If we return to Leviticus, then its laws about leprosy, read alongside the raising of Lazarus, may help us to understand the resurrection of Jesus. According to Leviticus, there are three kinds of things that can get leprosy. Only one of them is people, for whom it is a skin disease (though what the Bible calls ‘leprosy’ is nothing to do with what we call leprosy or Hansen’s disease); the other things that can be leprous are clothes and houses. Why is this? I suggest it is because your skin, your clothes and your house are three layers surrounding you that define who you are. In ancient Israel your house marks the boundary of your family and your place in the world.

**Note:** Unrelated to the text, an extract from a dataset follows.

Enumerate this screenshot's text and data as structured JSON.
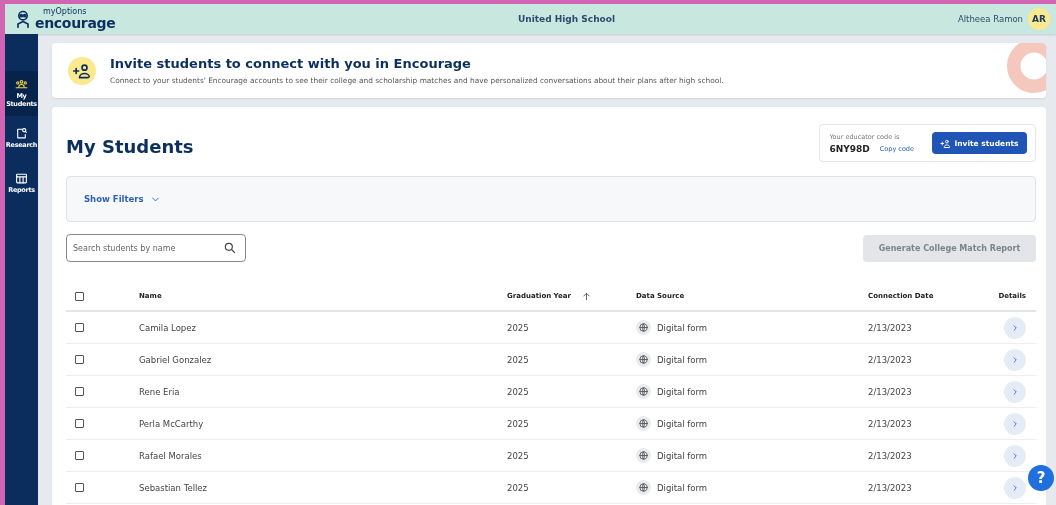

Even more intimately, what you wear tells the story of who you are. But our skin is the crucial boundary: I am all the things this side of my skin, so to speak, and everything the other side of my skin is not. Leprosy, then, is a rupture in one of these defining layers, and so symbolically threatens our distinct identity. If the line between me and everyone else becomes blurred, as it were, then my identity too becomes blurred.
Raising of Lazarus: early Christian ivory, Victoria & Albert Museum. © Lawrence Lew OP, 2008.
We can now note that Lazarus – Jesus’s friend whom he raised from the grave – lent his name to the only character in the parables who has a name. We hear how the dogs licked Lazarus’s sores, so it’s reasonable to conclude that he was leprous. That’s why he’s stuck outside the gate. Did Jesus name this leper ‘Lazarus’ as a clue to how the raising of Lazarus differs from his own resurrection? Look at what happened: first Jesus called Lazarus out of the tomb – the dead man’s house. Then Jesus tells people to ‘unbind’ or ‘undress’ Lazarus – free him from a dead man’s clothes. These are the two outer layers in the laws about leprosy. That, however, is where it stops – Lazarus is obviously not stripped of his skin when he’s raised from the dead!
We may contrast that with Jesus’s passion: taken out of the praetorium (Pilate’s house) and then stripped of his garments, Jesus is afterwards flogged, symbolically removing his skin too. This points to a distinction between Lazarus’s raising, when he is returned to normal physical life, and Jesus’s resurrection. There is clearly something unusual about Jesus’s risen body – recognisable and yet unrecognisable, still marked by the nails, still able to eat, yet passing through locked doors and appearing and disappearing at will. I suggested before that our skin makes us distinct – in our skins we are present in the world, but made present precisely by being limited: I am here in my cell writing this, so I cannot simultaneously be sunning myself on a Caribbean beach. With Jesus it is not so – he is truly and bodily present everywhere the Eucharist is celebrated, on every altar and in every tabernacle. His risen bodily presence is without limit, and this has been symbolised by his scourging, once we recognise the significance of that scourging in the light of the Levitical laws on leprosy.
So, do read the Bible, because it tells you your story; and it’s a revelation!